=== Begin Enclosure ===

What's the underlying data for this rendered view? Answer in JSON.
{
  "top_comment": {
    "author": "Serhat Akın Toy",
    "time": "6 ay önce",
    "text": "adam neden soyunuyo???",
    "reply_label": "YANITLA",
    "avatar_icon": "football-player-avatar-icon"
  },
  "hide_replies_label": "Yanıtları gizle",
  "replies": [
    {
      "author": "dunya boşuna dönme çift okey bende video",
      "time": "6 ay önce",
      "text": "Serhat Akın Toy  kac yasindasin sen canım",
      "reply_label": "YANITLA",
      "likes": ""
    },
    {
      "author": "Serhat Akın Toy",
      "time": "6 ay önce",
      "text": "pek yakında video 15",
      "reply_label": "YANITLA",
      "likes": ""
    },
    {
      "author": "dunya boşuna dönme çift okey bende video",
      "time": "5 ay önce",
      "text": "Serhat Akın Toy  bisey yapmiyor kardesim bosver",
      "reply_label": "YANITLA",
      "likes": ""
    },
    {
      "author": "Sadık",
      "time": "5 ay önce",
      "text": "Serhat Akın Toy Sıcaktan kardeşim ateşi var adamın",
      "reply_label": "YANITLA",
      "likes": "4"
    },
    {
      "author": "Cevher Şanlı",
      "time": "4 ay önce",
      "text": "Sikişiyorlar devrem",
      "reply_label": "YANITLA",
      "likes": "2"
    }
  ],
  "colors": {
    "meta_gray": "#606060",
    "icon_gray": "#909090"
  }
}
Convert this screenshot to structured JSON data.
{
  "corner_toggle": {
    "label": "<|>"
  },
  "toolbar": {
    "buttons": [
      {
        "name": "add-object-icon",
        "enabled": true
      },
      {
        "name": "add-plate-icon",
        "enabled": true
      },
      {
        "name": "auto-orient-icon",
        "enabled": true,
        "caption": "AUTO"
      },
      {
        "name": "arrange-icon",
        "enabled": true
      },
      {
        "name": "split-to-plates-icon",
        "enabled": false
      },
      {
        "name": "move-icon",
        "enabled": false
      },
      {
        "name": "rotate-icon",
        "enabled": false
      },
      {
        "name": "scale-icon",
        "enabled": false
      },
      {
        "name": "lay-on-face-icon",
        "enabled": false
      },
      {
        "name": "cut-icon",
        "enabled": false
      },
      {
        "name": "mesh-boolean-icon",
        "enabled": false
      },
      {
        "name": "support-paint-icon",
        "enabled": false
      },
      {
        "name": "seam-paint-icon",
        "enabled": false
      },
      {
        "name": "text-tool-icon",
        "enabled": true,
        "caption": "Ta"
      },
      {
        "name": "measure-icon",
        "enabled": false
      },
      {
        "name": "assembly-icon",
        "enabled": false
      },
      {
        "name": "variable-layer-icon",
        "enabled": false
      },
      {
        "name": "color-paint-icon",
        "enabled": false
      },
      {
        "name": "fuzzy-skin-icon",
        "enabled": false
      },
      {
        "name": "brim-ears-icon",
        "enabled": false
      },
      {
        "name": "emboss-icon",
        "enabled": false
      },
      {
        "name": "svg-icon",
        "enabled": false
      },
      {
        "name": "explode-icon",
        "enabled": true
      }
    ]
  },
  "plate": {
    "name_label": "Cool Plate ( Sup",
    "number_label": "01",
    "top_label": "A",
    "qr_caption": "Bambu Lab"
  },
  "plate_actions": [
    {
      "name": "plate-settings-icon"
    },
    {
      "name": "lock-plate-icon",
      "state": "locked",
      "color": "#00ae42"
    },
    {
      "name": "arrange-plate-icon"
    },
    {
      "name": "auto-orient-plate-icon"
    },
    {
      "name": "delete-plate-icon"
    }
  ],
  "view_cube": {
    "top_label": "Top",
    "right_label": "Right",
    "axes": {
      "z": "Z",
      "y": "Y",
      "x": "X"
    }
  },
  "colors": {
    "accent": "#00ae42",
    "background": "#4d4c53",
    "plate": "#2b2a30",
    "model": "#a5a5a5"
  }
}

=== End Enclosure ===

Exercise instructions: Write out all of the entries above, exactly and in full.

Result below:
What's the underlying data for this rendered view? Answer in JSON.
{
  "top_comment": {
    "author": "Serhat Akın Toy",
    "time": "6 ay önce",
    "text": "adam neden soyunuyo???",
    "reply_label": "YANITLA",
    "avatar_icon": "football-player-avatar-icon"
  },
  "hide_replies_label": "Yanıtları gizle",
  "replies": [
    {
      "author": "dunya boşuna dönme çift okey bende video",
      "time": "6 ay önce",
      "text": "Serhat Akın Toy  kac yasindasin sen canım",
      "reply_label": "YANITLA",
      "likes": ""
    },
    {
      "author": "Serhat Akın Toy",
      "time": "6 ay önce",
      "text": "pek yakında video 15",
      "reply_label": "YANITLA",
      "likes": ""
    },
    {
      "author": "dunya boşuna dönme çift okey bende video",
      "time": "5 ay önce",
      "text": "Serhat Akın Toy  bisey yapmiyor kardesim bosver",
      "reply_label": "YANITLA",
      "likes": ""
    },
    {
      "author": "Sadık",
      "time": "5 ay önce",
      "text": "Serhat Akın Toy Sıcaktan kardeşim ateşi var adamın",
      "reply_label": "YANITLA",
      "likes": "4"
    },
    {
      "author": "Cevher Şanlı",
      "time": "4 ay önce",
      "text": "Sikişiyorlar devrem",
      "reply_label": "YANITLA",
      "likes": "2"
    }
  ],
  "colors": {
    "meta_gray": "#606060",
    "icon_gray": "#909090"
  }
}
Convert this screenshot to structured JSON data.
{
  "corner_toggle": {
    "label": "<|>"
  },
  "toolbar": {
    "buttons": [
      {
        "name": "add-object-icon",
        "enabled": true
      },
      {
        "name": "add-plate-icon",
        "enabled": true
      },
      {
        "name": "auto-orient-icon",
        "enabled": true,
        "caption": "AUTO"
      },
      {
        "name": "arrange-icon",
        "enabled": true
      },
      {
        "name": "split-to-plates-icon",
        "enabled": false
      },
      {
        "name": "move-icon",
        "enabled": false
      },
      {
        "name": "rotate-icon",
        "enabled": false
      },
      {
        "name": "scale-icon",
        "enabled": false
      },
      {
        "name": "lay-on-face-icon",
        "enabled": false
      },
      {
        "name": "cut-icon",
        "enabled": false
      },
      {
        "name": "mesh-boolean-icon",
        "enabled": false
      },
      {
        "name": "support-paint-icon",
        "enabled": false
      },
      {
        "name": "seam-paint-icon",
        "enabled": false
      },
      {
        "name": "text-tool-icon",
        "enabled": true,
        "caption": "Ta"
      },
      {
        "name": "measure-icon",
        "enabled": false
      },
      {
        "name": "assembly-icon",
        "enabled": false
      },
      {
        "name": "variable-layer-icon",
        "enabled": false
      },
      {
        "name": "color-paint-icon",
        "enabled": false
      },
      {
        "name": "fuzzy-skin-icon",
        "enabled": false
      },
      {
        "name": "brim-ears-icon",
        "enabled": false
      },
      {
        "name": "emboss-icon",
        "enabled": false
      },
      {
        "name": "svg-icon",
        "enabled": false
      },
      {
        "name": "explode-icon",
        "enabled": true
      }
    ]
  },
  "plate": {
    "name_label": "Cool Plate ( Sup",
    "number_label": "01",
    "top_label": "A",
    "qr_caption": "Bambu Lab"
  },
  "plate_actions": [
    {
      "name": "plate-settings-icon"
    },
    {
      "name": "lock-plate-icon",
      "state": "locked",
      "color": "#00ae42"
    },
    {
      "name": "arrange-plate-icon"
    },
    {
      "name": "auto-orient-plate-icon"
    },
    {
      "name": "delete-plate-icon"
    }
  ],
  "view_cube": {
    "top_label": "Top",
    "right_label": "Right",
    "axes": {
      "z": "Z",
      "y": "Y",
      "x": "X"
    }
  },
  "colors": {
    "accent": "#00ae42",
    "background": "#4d4c53",
    "plate": "#2b2a30",
    "model": "#a5a5a5"
  }
}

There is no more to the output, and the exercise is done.